[Element data from apps and pages]
------------------------------
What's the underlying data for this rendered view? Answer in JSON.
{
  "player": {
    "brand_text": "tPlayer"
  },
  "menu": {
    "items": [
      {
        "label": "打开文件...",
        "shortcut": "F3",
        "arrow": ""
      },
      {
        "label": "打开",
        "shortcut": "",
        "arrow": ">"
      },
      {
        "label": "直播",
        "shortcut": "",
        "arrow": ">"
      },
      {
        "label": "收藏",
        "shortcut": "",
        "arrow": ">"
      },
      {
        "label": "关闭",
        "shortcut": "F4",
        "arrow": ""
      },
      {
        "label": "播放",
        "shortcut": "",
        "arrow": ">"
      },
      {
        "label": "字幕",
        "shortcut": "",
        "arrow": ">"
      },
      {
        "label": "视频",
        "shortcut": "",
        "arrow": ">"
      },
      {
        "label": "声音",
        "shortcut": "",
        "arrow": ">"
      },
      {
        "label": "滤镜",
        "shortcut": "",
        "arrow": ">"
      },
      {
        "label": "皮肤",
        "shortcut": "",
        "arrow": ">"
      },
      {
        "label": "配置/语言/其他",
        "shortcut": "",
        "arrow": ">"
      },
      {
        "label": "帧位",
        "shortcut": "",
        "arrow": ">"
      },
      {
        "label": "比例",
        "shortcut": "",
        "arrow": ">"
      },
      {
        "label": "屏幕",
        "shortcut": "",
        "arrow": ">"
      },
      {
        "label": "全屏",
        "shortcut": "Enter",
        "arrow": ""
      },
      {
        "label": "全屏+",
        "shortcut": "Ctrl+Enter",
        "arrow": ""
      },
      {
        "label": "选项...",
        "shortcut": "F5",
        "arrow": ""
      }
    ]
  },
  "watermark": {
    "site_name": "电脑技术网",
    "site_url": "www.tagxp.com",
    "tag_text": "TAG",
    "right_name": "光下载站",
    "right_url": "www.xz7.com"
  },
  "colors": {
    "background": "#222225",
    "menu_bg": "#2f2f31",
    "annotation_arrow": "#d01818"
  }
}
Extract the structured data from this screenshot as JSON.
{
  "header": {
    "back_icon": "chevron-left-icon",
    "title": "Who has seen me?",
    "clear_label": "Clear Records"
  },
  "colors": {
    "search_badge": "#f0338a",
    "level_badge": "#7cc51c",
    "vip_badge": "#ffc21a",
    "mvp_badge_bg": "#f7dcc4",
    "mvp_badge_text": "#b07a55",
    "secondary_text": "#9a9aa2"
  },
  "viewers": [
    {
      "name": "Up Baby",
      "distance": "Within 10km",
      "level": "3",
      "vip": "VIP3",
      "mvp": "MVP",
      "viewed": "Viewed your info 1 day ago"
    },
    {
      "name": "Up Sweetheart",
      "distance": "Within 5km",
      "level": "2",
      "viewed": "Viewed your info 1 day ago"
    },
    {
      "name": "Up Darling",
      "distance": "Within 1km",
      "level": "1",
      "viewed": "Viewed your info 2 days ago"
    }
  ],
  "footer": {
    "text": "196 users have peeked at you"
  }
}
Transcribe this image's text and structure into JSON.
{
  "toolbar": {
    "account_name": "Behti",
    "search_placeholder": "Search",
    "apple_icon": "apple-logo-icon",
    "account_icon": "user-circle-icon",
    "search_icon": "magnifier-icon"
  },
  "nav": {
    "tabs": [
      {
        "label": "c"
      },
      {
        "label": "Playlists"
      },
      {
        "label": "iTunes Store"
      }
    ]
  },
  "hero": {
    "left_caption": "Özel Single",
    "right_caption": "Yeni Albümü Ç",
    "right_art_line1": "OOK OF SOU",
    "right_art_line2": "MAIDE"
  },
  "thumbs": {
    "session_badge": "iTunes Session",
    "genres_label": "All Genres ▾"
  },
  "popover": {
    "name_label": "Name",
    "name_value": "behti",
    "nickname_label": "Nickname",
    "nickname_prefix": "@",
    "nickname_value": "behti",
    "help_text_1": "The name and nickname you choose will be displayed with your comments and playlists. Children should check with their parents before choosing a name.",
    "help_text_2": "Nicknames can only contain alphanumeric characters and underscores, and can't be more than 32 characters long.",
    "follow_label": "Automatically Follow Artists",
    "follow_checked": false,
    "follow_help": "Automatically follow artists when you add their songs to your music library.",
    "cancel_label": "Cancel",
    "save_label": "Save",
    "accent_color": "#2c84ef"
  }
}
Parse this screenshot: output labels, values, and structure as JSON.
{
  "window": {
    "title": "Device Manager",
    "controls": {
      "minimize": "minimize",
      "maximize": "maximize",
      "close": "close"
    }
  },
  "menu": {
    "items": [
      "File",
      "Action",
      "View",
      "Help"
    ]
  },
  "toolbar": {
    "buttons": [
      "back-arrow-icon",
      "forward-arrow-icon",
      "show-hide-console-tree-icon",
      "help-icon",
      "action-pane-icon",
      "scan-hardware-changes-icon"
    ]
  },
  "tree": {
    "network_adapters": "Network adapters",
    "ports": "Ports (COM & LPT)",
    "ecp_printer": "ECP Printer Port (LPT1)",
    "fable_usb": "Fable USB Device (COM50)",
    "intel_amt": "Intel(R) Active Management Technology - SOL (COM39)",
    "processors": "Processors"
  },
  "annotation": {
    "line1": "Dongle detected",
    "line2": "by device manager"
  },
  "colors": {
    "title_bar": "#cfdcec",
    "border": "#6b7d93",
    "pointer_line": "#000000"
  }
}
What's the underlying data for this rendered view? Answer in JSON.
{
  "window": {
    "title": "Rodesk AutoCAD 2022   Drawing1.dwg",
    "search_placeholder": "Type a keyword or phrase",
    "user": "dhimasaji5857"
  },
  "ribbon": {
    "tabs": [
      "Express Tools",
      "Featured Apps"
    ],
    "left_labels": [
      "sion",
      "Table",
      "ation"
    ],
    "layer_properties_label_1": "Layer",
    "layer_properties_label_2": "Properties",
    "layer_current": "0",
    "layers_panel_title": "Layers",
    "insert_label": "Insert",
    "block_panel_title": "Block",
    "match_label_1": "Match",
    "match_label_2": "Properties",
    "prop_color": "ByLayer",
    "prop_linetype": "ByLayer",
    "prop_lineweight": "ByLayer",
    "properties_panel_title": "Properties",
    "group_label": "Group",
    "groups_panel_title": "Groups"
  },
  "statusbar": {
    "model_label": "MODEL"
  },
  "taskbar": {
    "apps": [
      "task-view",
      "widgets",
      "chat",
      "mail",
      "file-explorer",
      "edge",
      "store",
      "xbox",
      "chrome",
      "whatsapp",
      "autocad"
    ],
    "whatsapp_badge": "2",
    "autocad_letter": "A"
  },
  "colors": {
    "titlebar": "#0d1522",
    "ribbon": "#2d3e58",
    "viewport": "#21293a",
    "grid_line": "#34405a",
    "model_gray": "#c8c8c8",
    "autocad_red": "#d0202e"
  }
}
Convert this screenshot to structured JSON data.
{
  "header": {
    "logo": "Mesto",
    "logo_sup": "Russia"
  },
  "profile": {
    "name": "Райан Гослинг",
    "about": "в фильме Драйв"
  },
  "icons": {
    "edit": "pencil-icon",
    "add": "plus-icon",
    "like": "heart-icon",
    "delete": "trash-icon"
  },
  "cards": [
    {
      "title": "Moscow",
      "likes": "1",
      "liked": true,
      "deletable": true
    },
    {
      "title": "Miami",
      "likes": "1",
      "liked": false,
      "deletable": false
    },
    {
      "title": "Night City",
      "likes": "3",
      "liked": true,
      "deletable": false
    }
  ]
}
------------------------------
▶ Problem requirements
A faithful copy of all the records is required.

▶ Your solution
What's the underlying data for this rendered view? Answer in JSON.
{
  "player": {
    "brand_text": "tPlayer"
  },
  "menu": {
    "items": [
      {
        "label": "打开文件...",
        "shortcut": "F3",
        "arrow": ""
      },
      {
        "label": "打开",
        "shortcut": "",
        "arrow": ">"
      },
      {
        "label": "直播",
        "shortcut": "",
        "arrow": ">"
      },
      {
        "label": "收藏",
        "shortcut": "",
        "arrow": ">"
      },
      {
        "label": "关闭",
        "shortcut": "F4",
        "arrow": ""
      },
      {
        "label": "播放",
        "shortcut": "",
        "arrow": ">"
      },
      {
        "label": "字幕",
        "shortcut": "",
        "arrow": ">"
      },
      {
        "label": "视频",
        "shortcut": "",
        "arrow": ">"
      },
      {
        "label": "声音",
        "shortcut": "",
        "arrow": ">"
      },
      {
        "label": "滤镜",
        "shortcut": "",
        "arrow": ">"
      },
      {
        "label": "皮肤",
        "shortcut": "",
        "arrow": ">"
      },
      {
        "label": "配置/语言/其他",
        "shortcut": "",
        "arrow": ">"
      },
      {
        "label": "帧位",
        "shortcut": "",
        "arrow": ">"
      },
      {
        "label": "比例",
        "shortcut": "",
        "arrow": ">"
      },
      {
        "label": "屏幕",
        "shortcut": "",
        "arrow": ">"
      },
      {
        "label": "全屏",
        "shortcut": "Enter",
        "arrow": ""
      },
      {
        "label": "全屏+",
        "shortcut": "Ctrl+Enter",
        "arrow": ""
      },
      {
        "label": "选项...",
        "shortcut": "F5",
        "arrow": ""
      }
    ]
  },
  "watermark": {
    "site_name": "电脑技术网",
    "site_url": "www.tagxp.com",
    "tag_text": "TAG",
    "right_name": "光下载站",
    "right_url": "www.xz7.com"
  },
  "colors": {
    "background": "#222225",
    "menu_bg": "#2f2f31",
    "annotation_arrow": "#d01818"
  }
}
Extract the structured data from this screenshot as JSON.
{
  "header": {
    "back_icon": "chevron-left-icon",
    "title": "Who has seen me?",
    "clear_label": "Clear Records"
  },
  "colors": {
    "search_badge": "#f0338a",
    "level_badge": "#7cc51c",
    "vip_badge": "#ffc21a",
    "mvp_badge_bg": "#f7dcc4",
    "mvp_badge_text": "#b07a55",
    "secondary_text": "#9a9aa2"
  },
  "viewers": [
    {
      "name": "Up Baby",
      "distance": "Within 10km",
      "level": "3",
      "vip": "VIP3",
      "mvp": "MVP",
      "viewed": "Viewed your info 1 day ago"
    },
    {
      "name": "Up Sweetheart",
      "distance": "Within 5km",
      "level": "2",
      "viewed": "Viewed your info 1 day ago"
    },
    {
      "name": "Up Darling",
      "distance": "Within 1km",
      "level": "1",
      "viewed": "Viewed your info 2 days ago"
    }
  ],
  "footer": {
    "text": "196 users have peeked at you"
  }
}
Transcribe this image's text and structure into JSON.
{
  "toolbar": {
    "account_name": "Behti",
    "search_placeholder": "Search",
    "apple_icon": "apple-logo-icon",
    "account_icon": "user-circle-icon",
    "search_icon": "magnifier-icon"
  },
  "nav": {
    "tabs": [
      {
        "label": "c"
      },
      {
        "label": "Playlists"
      },
      {
        "label": "iTunes Store"
      }
    ]
  },
  "hero": {
    "left_caption": "Özel Single",
    "right_caption": "Yeni Albümü Ç",
    "right_art_line1": "OOK OF SOU",
    "right_art_line2": "MAIDE"
  },
  "thumbs": {
    "session_badge": "iTunes Session",
    "genres_label": "All Genres ▾"
  },
  "popover": {
    "name_label": "Name",
    "name_value": "behti",
    "nickname_label": "Nickname",
    "nickname_prefix": "@",
    "nickname_value": "behti",
    "help_text_1": "The name and nickname you choose will be displayed with your comments and playlists. Children should check with their parents before choosing a name.",
    "help_text_2": "Nicknames can only contain alphanumeric characters and underscores, and can't be more than 32 characters long.",
    "follow_label": "Automatically Follow Artists",
    "follow_checked": false,
    "follow_help": "Automatically follow artists when you add their songs to your music library.",
    "cancel_label": "Cancel",
    "save_label": "Save",
    "accent_color": "#2c84ef"
  }
}
Parse this screenshot: output labels, values, and structure as JSON.
{
  "window": {
    "title": "Device Manager",
    "controls": {
      "minimize": "minimize",
      "maximize": "maximize",
      "close": "close"
    }
  },
  "menu": {
    "items": [
      "File",
      "Action",
      "View",
      "Help"
    ]
  },
  "toolbar": {
    "buttons": [
      "back-arrow-icon",
      "forward-arrow-icon",
      "show-hide-console-tree-icon",
      "help-icon",
      "action-pane-icon",
      "scan-hardware-changes-icon"
    ]
  },
  "tree": {
    "network_adapters": "Network adapters",
    "ports": "Ports (COM & LPT)",
    "ecp_printer": "ECP Printer Port (LPT1)",
    "fable_usb": "Fable USB Device (COM50)",
    "intel_amt": "Intel(R) Active Management Technology - SOL (COM39)",
    "processors": "Processors"
  },
  "annotation": {
    "line1": "Dongle detected",
    "line2": "by device manager"
  },
  "colors": {
    "title_bar": "#cfdcec",
    "border": "#6b7d93",
    "pointer_line": "#000000"
  }
}
What's the underlying data for this rendered view? Answer in JSON.
{
  "window": {
    "title": "Rodesk AutoCAD 2022   Drawing1.dwg",
    "search_placeholder": "Type a keyword or phrase",
    "user": "dhimasaji5857"
  },
  "ribbon": {
    "tabs": [
      "Express Tools",
      "Featured Apps"
    ],
    "left_labels": [
      "sion",
      "Table",
      "ation"
    ],
    "layer_properties_label_1": "Layer",
    "layer_properties_label_2": "Properties",
    "layer_current": "0",
    "layers_panel_title": "Layers",
    "insert_label": "Insert",
    "block_panel_title": "Block",
    "match_label_1": "Match",
    "match_label_2": "Properties",
    "prop_color": "ByLayer",
    "prop_linetype": "ByLayer",
    "prop_lineweight": "ByLayer",
    "properties_panel_title": "Properties",
    "group_label": "Group",
    "groups_panel_title": "Groups"
  },
  "statusbar": {
    "model_label": "MODEL"
  },
  "taskbar": {
    "apps": [
      "task-view",
      "widgets",
      "chat",
      "mail",
      "file-explorer",
      "edge",
      "store",
      "xbox",
      "chrome",
      "whatsapp",
      "autocad"
    ],
    "whatsapp_badge": "2",
    "autocad_letter": "A"
  },
  "colors": {
    "titlebar": "#0d1522",
    "ribbon": "#2d3e58",
    "viewport": "#21293a",
    "grid_line": "#34405a",
    "model_gray": "#c8c8c8",
    "autocad_red": "#d0202e"
  }
}
Convert this screenshot to structured JSON data.
{
  "header": {
    "logo": "Mesto",
    "logo_sup": "Russia"
  },
  "profile": {
    "name": "Райан Гослинг",
    "about": "в фильме Драйв"
  },
  "icons": {
    "edit": "pencil-icon",
    "add": "plus-icon",
    "like": "heart-icon",
    "delete": "trash-icon"
  },
  "cards": [
    {
      "title": "Moscow",
      "likes": "1",
      "liked": true,
      "deletable": true
    },
    {
      "title": "Miami",
      "likes": "1",
      "liked": false,
      "deletable": false
    },
    {
      "title": "Night City",
      "likes": "3",
      "liked": true,
      "deletable": false
    }
  ]
}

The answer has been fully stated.